GoSeeAustralia.com.au has a great directory of caravan park accommodation in Mallacoota.
Where can you get supplies nearby?
Mallacoota has all the necessities to ensure you have an enjoyable stay including two grocery stores, bakery, pub, cafes, hardware store, bank, petrol station and of course a bait & tackle store.
Mallacoota Equipment Hire is great if you need extra fishing gear or fancy hiring a kayak or bicycle for the day.
See the map above for directions to Mallcoota Equipment Hire and Mallacoota Bait & Tackle.
Mallacoota is suited to boat, kayak, and landbased anglers.
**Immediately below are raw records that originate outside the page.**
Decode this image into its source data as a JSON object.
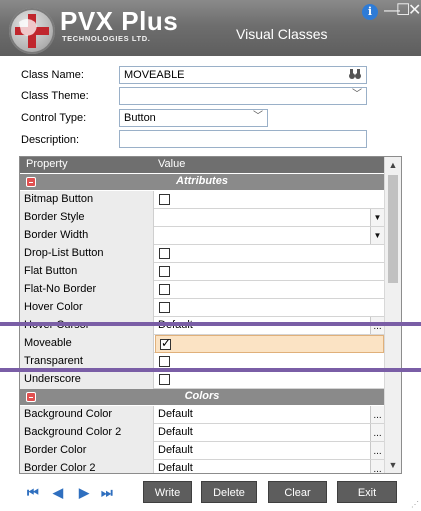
{
  "window": {
    "brand": "PVX Plus",
    "brand_sub": "TECHNOLOGIES LTD.",
    "title": "Visual Classes",
    "controls": [
      "info-icon",
      "minimize",
      "maximize",
      "close"
    ]
  },
  "form": {
    "class_name_label": "Class Name:",
    "class_name_value": "MOVEABLE",
    "class_theme_label": "Class Theme:",
    "class_theme_value": "",
    "control_type_label": "Control Type:",
    "control_type_value": "Button",
    "description_label": "Description:",
    "description_value": ""
  },
  "grid": {
    "headers": {
      "property": "Property",
      "value": "Value"
    },
    "section_attributes": "Attributes",
    "section_colors": "Colors",
    "attributes": [
      {
        "name": "Bitmap Button",
        "type": "check",
        "checked": false
      },
      {
        "name": "Border Style",
        "type": "dropdown",
        "value": ""
      },
      {
        "name": "Border Width",
        "type": "dropdown",
        "value": ""
      },
      {
        "name": "Drop-List Button",
        "type": "check",
        "checked": false
      },
      {
        "name": "Flat Button",
        "type": "check",
        "checked": false
      },
      {
        "name": "Flat-No Border",
        "type": "check",
        "checked": false
      },
      {
        "name": "Hover Color",
        "type": "check",
        "checked": false
      },
      {
        "name": "Hover Cursor",
        "type": "text",
        "value": "Default"
      },
      {
        "name": "Moveable",
        "type": "check",
        "checked": true
      },
      {
        "name": "Transparent",
        "type": "check",
        "checked": false
      },
      {
        "name": "Underscore",
        "type": "check",
        "checked": false
      }
    ],
    "colors": [
      {
        "name": "Background Color",
        "value": "Default"
      },
      {
        "name": "Background Color 2",
        "value": "Default"
      },
      {
        "name": "Border Color",
        "value": "Default"
      },
      {
        "name": "Border Color 2",
        "value": "Default"
      }
    ]
  },
  "toolbar": {
    "write": "Write",
    "delete": "Delete",
    "clear": "Clear",
    "exit": "Exit",
    "nav_icons": [
      "first-record-icon",
      "previous-record-icon",
      "next-record-icon",
      "last-record-icon"
    ]
  },
  "colors": {
    "titlebar": "#6e6e6e",
    "highlight_lines": "#7a5ea6",
    "accent_blue": "#2f6fbf"
  }
}
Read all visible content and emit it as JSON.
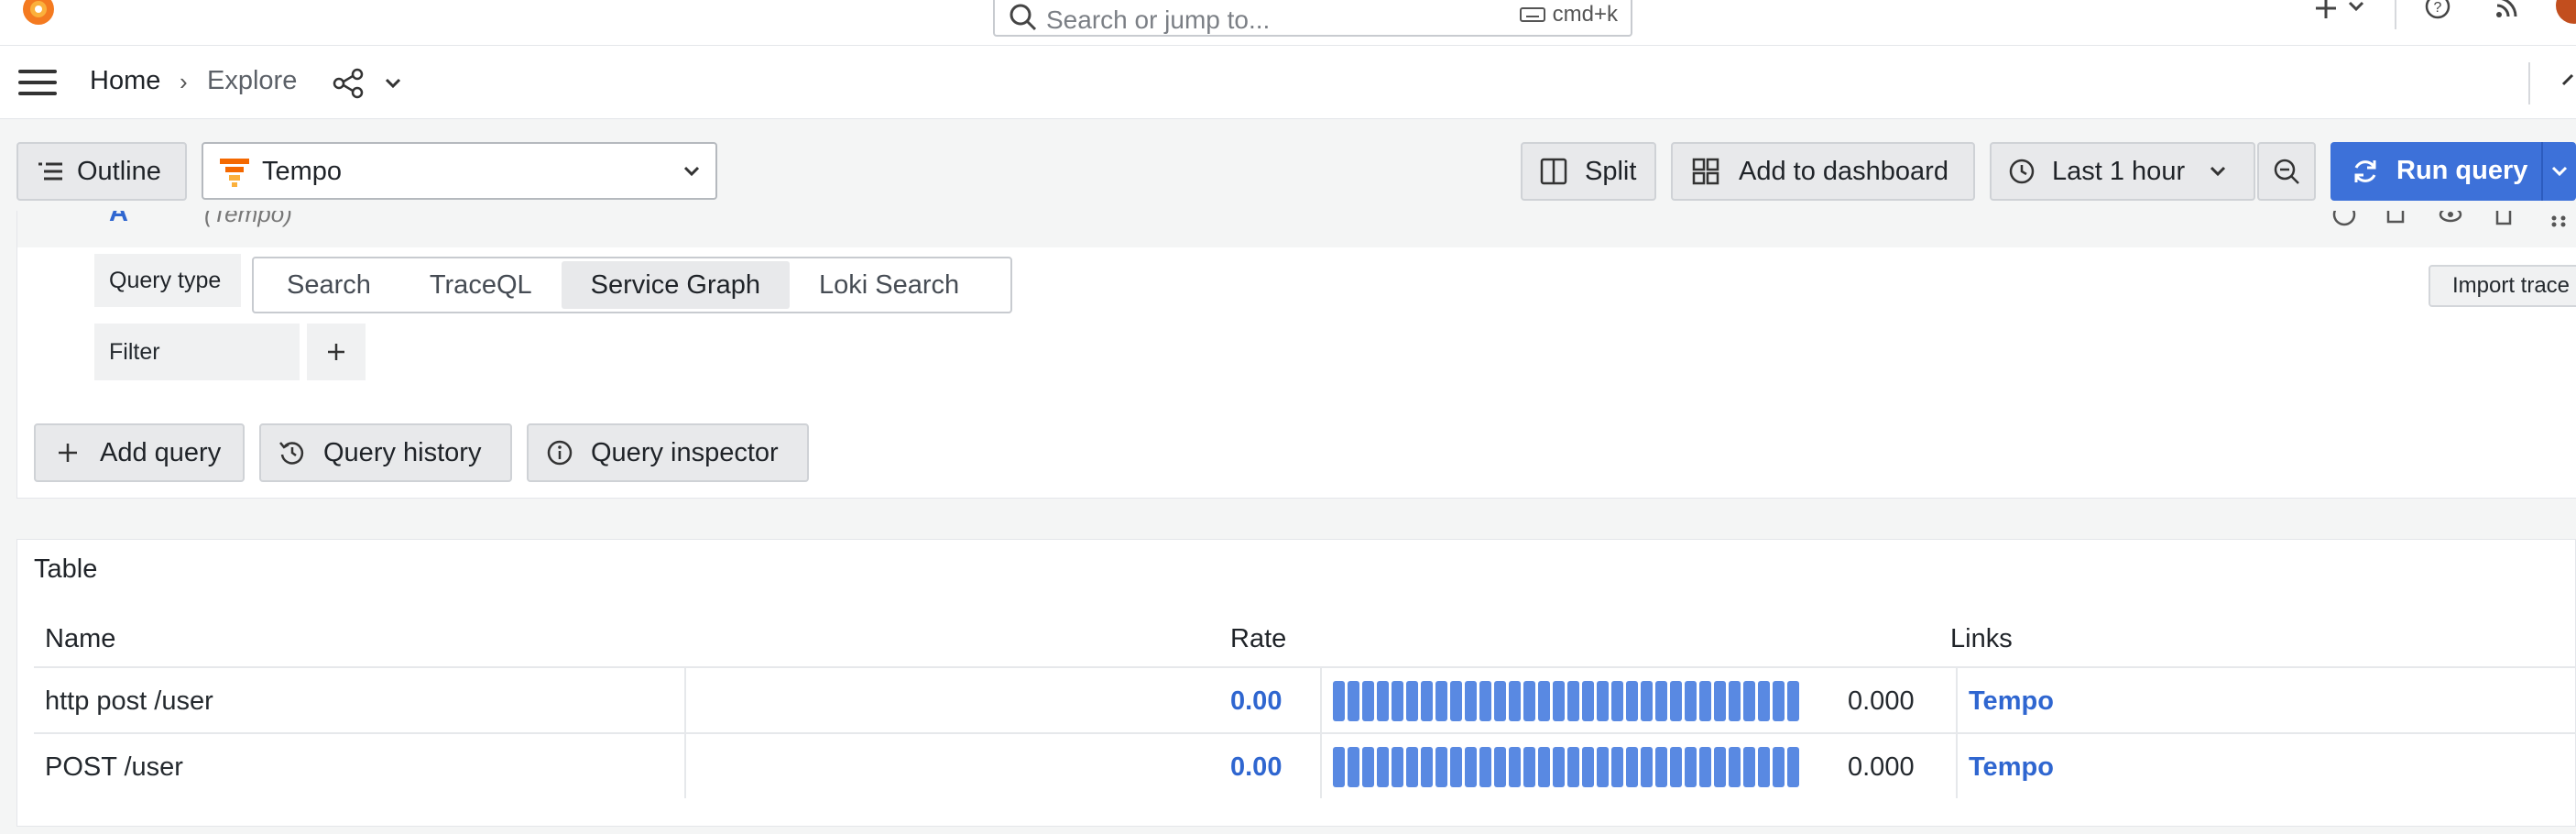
{
  "topbar": {
    "search_placeholder": "Search or jump to...",
    "shortcut": "cmd+k"
  },
  "breadcrumb": {
    "home": "Home",
    "current": "Explore"
  },
  "toolbar": {
    "outline_label": "Outline",
    "datasource": "Tempo",
    "split_label": "Split",
    "add_to_dashboard_label": "Add to dashboard",
    "time_range": "Last 1 hour",
    "run_query_label": "Run query"
  },
  "query": {
    "ref_id": "A",
    "datasource_hint": "(Tempo)",
    "query_type_label": "Query type",
    "query_types": [
      "Search",
      "TraceQL",
      "Service Graph",
      "Loki Search"
    ],
    "selected_query_type": "Service Graph",
    "filter_label": "Filter",
    "import_trace_label": "Import trace"
  },
  "actions": {
    "add_query": "Add query",
    "query_history": "Query history",
    "query_inspector": "Query inspector"
  },
  "table": {
    "title": "Table",
    "columns": [
      "Name",
      "Rate",
      "Links"
    ],
    "rows": [
      {
        "name": "http post /user",
        "rate": "0.00",
        "gauge_value": "0.000",
        "link": "Tempo"
      },
      {
        "name": "POST /user",
        "rate": "0.00",
        "gauge_value": "0.000",
        "link": "Tempo"
      }
    ]
  },
  "colors": {
    "primary": "#3d71d9",
    "link": "#2f66d0",
    "gauge": "#4b7fdf",
    "brand_orange": "#f46800"
  }
}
Landbased anglers have limited areas to fish but this is not a limiting factor to catching big bream, nice sized flatties, and a variety of other species. Around Mallacoota, there are plenty of fishing platforms and jetties. Heading back towards Gypsy Point there are a number of tracks leading off the main road to the top lake which offer landbased anglers opportunities to access some good fishing ground.
Those who have a boat or kayak can launch at Mallacoota or Gypsy Point giving access to the entire lake system.
Over the last decade or two, there’s been a huge shift towards lure fishing for black bream and dusky flathead and Mallacoota is the Mecca for this style of sportfishing. Vibes, hardbodies, and soft plastics are now common items in the tackle box of anyone fishing this lake system. Lure fishing and a good sounder on the boat or yak go hand-in-hand, as anglers will sound out schools of fish along drop-offs, weed beds, and underwater structure to improve their chances.
Other species found in the lake system include garfish, Australian salmon, luderick, tailor, yellowfin bream, mulloway, yellow-eye mullet, King George whiting, estuary perch and trevally. These species are typical estuarine species that either permanently live in the lake system or migrate during spawning.
The best baits to use are prawns, muscles, crab and frozen bait fish such as blue bait.
When is the best time of the year to visit?
Mallacoota’s fishing can be enjoyed all year round. Big schools of Black bream spread out throughout the lake system between December and May. Winter plays host to a range of pelagic fish like Australian salmon, tailor, and trevally that travel through the lakes in schools and provide anglers a lot of fun on light gear.
The weather plays a key role in how you approach a day’s fishing on the lake system. As the bottom lake system is open and exposed, the wind can make for an uncomfortable day out and impact on your fishing if you’re using lures. The top lake can be more sheltered with surrounding hills offering some protection during those blowy days.
The beauty with any interestingly shaped lake set amongst the hills is that there are always areas you can escape the wind. The same goes for Mallacoota and this applies to boat, kayak, and landbased anglers.
For landbased anglers who are confined to the township of Mallacoota, if the winds are blowing from the north to north-east, it might be best to spend the day exploring some of the regions other spectacular scenery or even exploring some tracks off the main road that may lead you down to another more suitable fishing spot.
Boat and kayak anglers launching in Mallacoota on a windy day may be able to brave the elements and get across the bottom lake aiming for ‘The Narrows’. Once up there the Wallagaraugh River can be very sheltered. Otherwise, the other option is to launch at the more protected Gypsy Point.
Whether you're already planning a Mallacoota fishing trip of your own, or you're now intrigued to start hatching plans, we hope this article helps you land that unforgettable fish while you're there.